Defendant's remaining arguments require little further discussion. To the extent that defendant challenges the evidence as legally insufficient to support the verdict, his argument is unpreserved. Although defendant made general motions to dismiss and to set aside the verdict based on insufficient evidence, he did not assert the specific deficiencies in the evidence now challenged before us; "preservation requires a detailed motion addressing the specific deficiencies in the evidence" (People v Carter, 40 AD3d 1310, 1311 , lv denied 9 NY3d 873, 879 ; see People v Gray, 86 NY2d 10, 19 ; People v Riddick, 34 AD3d 923, 924-925 , lv denied 9 NY3d 868 ). Furthermore, viewing the evidence neutrally and " 'weigh[ing] the relative probative force of conflicting testimony and the relative strength of conflicting inferences that may be drawn from the testimony' " (People v Bleakley, 69 NY2d 490, 495  [citation omitted]; see People v Danielson, 9 NY3d 342, 348-349 ; People v Romero, 7 NY3d 633, 643-644 ; see generally People v Cooper, 88 NY2d 1056, 1058 ), we conclude that the verdict is not against the weight of the evidence. Defendant's remaining arguments—that he received ineffective assistance of [*3]counsel and that his sentence was harsh and excessive—have been considered and found to be lacking in merit.
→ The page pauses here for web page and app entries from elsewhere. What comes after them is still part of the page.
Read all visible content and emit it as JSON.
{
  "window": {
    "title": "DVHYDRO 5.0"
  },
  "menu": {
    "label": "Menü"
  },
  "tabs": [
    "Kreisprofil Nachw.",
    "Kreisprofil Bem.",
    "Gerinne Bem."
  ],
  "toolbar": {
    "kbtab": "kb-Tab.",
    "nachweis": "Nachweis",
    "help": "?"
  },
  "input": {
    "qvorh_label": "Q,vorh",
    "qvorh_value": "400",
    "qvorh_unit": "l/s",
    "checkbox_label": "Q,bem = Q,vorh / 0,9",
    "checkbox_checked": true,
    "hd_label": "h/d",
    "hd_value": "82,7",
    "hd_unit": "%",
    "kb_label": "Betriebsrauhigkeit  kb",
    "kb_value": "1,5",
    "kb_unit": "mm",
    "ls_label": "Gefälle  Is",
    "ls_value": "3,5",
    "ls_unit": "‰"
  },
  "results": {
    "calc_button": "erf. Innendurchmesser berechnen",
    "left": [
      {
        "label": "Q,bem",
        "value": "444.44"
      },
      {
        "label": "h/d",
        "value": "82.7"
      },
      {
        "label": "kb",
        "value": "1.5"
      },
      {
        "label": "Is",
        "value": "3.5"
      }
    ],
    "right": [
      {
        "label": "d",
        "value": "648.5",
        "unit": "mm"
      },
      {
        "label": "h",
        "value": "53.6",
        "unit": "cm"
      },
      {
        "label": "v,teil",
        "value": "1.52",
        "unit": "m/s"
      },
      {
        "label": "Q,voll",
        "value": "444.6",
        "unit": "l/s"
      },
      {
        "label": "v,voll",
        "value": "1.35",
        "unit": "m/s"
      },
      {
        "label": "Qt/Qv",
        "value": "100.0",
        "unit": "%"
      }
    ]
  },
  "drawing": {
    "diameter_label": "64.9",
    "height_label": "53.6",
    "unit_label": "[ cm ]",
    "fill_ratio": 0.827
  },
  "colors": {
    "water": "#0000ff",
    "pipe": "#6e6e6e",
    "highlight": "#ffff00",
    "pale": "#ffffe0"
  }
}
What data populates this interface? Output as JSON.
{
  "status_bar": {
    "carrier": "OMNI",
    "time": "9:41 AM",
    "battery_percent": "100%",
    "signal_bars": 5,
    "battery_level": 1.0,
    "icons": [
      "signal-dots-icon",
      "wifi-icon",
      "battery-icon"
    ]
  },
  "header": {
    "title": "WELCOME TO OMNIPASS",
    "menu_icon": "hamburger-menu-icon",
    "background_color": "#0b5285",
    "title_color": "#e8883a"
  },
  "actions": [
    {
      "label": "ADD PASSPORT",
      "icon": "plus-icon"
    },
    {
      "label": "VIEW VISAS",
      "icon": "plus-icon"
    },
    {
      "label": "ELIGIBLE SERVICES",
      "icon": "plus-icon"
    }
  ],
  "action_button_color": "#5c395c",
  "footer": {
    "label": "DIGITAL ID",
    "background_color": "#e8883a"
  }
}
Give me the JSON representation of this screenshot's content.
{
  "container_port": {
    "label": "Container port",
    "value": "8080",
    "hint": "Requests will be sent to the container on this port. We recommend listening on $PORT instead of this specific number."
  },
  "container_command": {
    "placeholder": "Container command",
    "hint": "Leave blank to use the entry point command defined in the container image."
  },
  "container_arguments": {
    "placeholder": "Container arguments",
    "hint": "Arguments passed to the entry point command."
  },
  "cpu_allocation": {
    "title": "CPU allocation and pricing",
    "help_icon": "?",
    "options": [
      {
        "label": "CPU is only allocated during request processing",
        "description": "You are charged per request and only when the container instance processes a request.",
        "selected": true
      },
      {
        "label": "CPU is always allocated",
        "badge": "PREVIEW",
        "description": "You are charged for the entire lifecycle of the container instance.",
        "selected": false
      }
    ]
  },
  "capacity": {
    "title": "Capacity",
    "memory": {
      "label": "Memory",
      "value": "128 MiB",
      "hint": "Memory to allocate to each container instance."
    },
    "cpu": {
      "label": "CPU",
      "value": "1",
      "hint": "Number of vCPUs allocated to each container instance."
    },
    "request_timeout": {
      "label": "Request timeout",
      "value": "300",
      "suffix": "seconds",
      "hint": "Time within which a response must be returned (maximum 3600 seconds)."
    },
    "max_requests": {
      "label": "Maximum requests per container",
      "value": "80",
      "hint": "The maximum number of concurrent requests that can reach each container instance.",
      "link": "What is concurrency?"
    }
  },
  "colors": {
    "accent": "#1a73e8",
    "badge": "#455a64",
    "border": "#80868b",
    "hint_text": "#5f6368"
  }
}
Peters, Spain, Carpinello and Lahtinen, JJ., concur. Ordered that the judgment is affirmed.